All Activity is Not Created Equal

The Birmingham News is reporting that the land swap deal between UAB and the City of Birmingham is going forward.  Details of the arrangement are here; in short, UAB is trading a series of parcels near the Railroad Park for parcels around the UAB campus that the City owns. The City also pledged to help UAB move forward with a series of street closures.

[Side note: street closures (also called vacated streets) are often irreversible losses of valuable public networks, and so should be approached with caution. As usual, Portland has a solid explanation of how they handle a vacated street proposal. And as usual, Birmingham will likely not have an explanation until after the fact.]

It’s nice to see the City taking such an active role in shaping redevelopment in the city core. Many of us who care about Birmingham’s future have been championing the idea of a more forward-thinking, active role for the City for a while now. Yet it’s also tragic that such leadership and energy is being squandered on redundant showpieces rather than the systemic improvements or “steady as she goes” developments that would actually ail two of the biggest problems in the central city: a lack of quality amenities/activities, and unsatisfactory public service provision (read: schools, transportation networks, municipal solvency).

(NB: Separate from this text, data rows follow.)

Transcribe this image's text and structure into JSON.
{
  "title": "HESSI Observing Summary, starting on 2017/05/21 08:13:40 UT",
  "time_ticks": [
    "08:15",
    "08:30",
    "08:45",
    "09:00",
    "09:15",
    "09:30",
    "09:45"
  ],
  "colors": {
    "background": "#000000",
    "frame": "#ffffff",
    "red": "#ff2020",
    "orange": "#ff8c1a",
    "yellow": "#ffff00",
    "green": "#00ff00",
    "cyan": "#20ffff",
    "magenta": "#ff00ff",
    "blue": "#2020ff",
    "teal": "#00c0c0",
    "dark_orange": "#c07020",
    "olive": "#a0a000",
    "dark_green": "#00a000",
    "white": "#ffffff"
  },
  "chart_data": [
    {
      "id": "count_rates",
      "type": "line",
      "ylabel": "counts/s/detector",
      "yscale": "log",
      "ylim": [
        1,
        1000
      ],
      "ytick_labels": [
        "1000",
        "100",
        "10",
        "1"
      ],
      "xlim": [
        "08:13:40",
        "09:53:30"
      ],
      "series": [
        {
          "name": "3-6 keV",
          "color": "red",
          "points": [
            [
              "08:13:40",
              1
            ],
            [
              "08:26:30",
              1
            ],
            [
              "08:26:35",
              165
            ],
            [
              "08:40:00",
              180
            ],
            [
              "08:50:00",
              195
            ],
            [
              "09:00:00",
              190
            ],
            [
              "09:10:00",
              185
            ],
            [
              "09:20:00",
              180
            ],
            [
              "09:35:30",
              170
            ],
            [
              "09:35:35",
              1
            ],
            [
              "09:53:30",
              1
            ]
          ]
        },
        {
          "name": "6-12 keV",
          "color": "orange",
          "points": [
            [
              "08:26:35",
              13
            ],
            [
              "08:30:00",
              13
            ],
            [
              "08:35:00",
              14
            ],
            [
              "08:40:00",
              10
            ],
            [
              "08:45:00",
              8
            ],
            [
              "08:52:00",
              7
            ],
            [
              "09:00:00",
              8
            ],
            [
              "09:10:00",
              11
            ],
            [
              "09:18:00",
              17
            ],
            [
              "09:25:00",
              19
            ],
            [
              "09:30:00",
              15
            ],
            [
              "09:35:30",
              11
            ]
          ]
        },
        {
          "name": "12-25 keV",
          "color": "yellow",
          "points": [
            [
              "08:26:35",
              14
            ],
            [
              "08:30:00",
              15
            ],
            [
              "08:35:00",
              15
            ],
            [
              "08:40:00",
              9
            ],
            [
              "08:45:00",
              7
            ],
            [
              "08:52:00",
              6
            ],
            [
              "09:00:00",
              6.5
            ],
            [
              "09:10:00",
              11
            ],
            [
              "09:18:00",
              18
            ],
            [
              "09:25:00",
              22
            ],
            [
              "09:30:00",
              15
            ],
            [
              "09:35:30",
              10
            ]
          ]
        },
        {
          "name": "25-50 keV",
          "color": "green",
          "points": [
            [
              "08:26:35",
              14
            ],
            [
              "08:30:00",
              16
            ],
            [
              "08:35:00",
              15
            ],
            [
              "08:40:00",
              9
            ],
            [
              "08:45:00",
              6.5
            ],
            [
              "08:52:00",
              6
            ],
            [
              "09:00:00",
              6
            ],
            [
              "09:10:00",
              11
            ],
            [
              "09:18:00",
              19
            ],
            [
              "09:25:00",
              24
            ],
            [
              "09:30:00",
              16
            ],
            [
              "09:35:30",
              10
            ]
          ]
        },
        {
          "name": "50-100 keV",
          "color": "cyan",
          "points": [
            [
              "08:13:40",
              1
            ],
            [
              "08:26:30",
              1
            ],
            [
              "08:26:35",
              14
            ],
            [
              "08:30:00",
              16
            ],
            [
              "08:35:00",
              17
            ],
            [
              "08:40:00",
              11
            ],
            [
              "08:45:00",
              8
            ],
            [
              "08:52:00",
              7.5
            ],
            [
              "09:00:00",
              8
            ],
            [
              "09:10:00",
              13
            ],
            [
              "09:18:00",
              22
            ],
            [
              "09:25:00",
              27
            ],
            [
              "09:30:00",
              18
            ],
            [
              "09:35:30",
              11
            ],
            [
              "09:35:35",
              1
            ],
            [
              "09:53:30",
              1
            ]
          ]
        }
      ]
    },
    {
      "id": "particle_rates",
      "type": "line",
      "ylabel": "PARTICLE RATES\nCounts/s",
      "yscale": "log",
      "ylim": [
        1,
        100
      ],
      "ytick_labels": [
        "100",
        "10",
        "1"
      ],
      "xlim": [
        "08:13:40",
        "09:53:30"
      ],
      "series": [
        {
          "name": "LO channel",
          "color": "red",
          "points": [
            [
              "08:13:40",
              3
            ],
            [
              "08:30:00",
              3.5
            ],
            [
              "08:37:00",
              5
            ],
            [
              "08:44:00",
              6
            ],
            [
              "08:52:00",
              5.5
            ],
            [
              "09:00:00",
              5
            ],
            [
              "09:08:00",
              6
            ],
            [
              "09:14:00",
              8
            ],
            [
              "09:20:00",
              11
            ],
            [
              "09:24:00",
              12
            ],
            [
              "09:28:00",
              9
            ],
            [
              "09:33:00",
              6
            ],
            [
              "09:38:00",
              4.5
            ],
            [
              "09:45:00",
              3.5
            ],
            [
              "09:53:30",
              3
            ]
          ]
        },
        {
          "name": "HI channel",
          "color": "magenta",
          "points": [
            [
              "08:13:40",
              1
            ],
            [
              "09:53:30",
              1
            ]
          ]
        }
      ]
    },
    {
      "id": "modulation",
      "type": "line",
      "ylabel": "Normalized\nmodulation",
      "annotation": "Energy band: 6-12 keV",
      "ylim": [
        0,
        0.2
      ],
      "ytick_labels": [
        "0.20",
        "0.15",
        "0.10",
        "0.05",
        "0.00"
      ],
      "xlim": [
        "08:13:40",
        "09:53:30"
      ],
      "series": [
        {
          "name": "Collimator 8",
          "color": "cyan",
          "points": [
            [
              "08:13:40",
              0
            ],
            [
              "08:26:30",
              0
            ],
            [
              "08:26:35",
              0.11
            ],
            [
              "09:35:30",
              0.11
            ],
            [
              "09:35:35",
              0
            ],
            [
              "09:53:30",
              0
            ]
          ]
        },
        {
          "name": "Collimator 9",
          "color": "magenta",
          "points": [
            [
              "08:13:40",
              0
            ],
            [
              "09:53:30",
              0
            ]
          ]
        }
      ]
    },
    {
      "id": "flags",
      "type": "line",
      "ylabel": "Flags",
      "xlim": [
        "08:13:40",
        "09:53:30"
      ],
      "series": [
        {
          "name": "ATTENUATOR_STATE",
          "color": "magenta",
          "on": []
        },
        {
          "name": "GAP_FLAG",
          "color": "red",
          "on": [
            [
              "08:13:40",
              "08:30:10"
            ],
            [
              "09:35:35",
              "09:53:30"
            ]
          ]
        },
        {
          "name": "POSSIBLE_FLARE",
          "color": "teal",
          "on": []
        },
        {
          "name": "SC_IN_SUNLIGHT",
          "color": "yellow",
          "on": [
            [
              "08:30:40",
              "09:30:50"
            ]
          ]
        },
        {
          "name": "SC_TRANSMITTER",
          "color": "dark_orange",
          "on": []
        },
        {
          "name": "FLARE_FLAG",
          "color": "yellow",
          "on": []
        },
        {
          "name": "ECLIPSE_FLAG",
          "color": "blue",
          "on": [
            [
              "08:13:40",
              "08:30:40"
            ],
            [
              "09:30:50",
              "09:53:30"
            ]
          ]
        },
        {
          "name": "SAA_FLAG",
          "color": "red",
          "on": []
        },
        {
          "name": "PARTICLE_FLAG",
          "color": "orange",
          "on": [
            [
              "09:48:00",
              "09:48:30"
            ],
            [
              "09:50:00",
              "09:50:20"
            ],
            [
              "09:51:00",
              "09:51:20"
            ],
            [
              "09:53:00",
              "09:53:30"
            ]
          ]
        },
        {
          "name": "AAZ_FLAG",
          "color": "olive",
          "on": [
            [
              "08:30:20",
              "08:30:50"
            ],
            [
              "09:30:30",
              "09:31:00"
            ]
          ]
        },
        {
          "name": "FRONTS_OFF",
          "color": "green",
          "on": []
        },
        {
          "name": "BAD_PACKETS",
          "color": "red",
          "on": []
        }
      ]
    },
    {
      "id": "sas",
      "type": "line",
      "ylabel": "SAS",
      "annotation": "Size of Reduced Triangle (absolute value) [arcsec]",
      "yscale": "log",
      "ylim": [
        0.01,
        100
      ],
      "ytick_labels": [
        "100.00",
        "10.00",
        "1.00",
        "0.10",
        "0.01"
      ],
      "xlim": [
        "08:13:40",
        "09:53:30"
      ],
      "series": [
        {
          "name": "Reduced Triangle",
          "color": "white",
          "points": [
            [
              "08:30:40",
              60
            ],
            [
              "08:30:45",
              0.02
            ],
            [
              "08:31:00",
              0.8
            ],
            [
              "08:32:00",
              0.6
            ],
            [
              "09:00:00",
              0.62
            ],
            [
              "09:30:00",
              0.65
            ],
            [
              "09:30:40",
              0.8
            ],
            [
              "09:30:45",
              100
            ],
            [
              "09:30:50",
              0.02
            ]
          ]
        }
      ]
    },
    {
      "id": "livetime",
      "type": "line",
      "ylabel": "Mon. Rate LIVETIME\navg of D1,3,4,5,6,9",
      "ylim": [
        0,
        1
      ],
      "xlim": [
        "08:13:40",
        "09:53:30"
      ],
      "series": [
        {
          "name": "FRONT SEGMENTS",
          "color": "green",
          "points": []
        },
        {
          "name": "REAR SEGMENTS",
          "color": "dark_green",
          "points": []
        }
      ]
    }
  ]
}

Yes, there will be more activity with the baseball stadium there. And yes, it will bring people into the City to spend their money. But these will be short bursts of activity: such is the nature of such complexes. This alone cannot sustain or revitalize a district. It cannot create a sense of safety on the streets.